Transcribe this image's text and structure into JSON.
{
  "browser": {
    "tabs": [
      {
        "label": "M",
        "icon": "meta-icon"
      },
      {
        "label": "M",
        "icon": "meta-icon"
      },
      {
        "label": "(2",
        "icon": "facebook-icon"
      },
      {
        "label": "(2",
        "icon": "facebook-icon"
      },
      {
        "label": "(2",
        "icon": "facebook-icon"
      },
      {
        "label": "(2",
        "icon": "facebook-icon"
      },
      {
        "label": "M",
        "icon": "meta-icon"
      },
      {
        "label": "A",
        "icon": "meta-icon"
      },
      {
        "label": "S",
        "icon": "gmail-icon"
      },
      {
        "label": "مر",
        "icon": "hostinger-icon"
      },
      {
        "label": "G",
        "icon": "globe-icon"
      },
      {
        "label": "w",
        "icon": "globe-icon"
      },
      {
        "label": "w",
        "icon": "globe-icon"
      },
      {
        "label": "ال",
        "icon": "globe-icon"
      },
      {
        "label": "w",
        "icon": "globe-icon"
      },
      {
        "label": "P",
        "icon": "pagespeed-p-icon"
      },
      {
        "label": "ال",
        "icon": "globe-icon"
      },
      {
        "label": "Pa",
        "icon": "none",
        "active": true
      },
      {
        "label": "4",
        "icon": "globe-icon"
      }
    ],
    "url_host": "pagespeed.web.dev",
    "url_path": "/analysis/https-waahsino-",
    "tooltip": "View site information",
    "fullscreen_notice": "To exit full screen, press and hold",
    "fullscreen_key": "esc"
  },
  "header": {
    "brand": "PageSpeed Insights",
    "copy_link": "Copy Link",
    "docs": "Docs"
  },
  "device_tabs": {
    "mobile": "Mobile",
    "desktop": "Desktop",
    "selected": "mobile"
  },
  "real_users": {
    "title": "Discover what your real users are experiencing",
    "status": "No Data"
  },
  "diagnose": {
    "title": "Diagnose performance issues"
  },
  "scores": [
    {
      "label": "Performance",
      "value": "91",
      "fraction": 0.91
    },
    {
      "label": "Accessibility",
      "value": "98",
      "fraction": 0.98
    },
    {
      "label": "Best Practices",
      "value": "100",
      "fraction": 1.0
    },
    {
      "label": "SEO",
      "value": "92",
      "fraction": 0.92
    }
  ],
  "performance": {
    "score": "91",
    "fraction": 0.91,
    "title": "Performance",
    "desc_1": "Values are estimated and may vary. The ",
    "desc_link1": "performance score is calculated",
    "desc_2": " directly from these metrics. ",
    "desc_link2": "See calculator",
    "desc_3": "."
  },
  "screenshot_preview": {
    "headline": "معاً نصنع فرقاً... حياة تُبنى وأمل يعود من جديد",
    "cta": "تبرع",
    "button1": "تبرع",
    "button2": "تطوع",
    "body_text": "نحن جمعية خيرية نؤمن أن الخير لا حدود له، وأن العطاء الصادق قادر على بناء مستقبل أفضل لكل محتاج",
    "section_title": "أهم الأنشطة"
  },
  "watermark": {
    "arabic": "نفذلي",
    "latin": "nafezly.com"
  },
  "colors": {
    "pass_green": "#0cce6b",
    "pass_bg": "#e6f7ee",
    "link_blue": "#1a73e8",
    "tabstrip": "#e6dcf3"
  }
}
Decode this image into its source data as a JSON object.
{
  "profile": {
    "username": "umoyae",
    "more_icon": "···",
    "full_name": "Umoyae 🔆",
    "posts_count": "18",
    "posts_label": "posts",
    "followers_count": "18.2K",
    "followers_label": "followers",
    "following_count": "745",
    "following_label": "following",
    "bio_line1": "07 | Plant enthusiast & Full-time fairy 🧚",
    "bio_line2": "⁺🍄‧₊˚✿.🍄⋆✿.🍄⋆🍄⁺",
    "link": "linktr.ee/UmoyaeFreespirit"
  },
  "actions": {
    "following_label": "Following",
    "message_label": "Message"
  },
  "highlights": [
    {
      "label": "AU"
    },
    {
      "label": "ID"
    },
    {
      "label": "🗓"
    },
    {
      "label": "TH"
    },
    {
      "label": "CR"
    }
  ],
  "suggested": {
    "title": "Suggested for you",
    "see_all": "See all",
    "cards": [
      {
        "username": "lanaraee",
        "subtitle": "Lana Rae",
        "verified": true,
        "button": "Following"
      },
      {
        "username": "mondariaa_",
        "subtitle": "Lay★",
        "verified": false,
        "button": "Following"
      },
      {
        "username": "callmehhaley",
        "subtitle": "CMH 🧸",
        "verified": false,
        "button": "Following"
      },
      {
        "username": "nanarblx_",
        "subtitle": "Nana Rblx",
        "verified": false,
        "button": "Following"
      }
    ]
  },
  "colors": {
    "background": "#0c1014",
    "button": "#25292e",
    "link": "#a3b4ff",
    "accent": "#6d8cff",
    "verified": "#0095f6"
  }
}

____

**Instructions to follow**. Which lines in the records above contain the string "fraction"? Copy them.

**Result**.
      "fraction": 0.91
      "fraction": 0.98
      "fraction": 1.0
      "fraction": 0.92
    "fraction": 0.91,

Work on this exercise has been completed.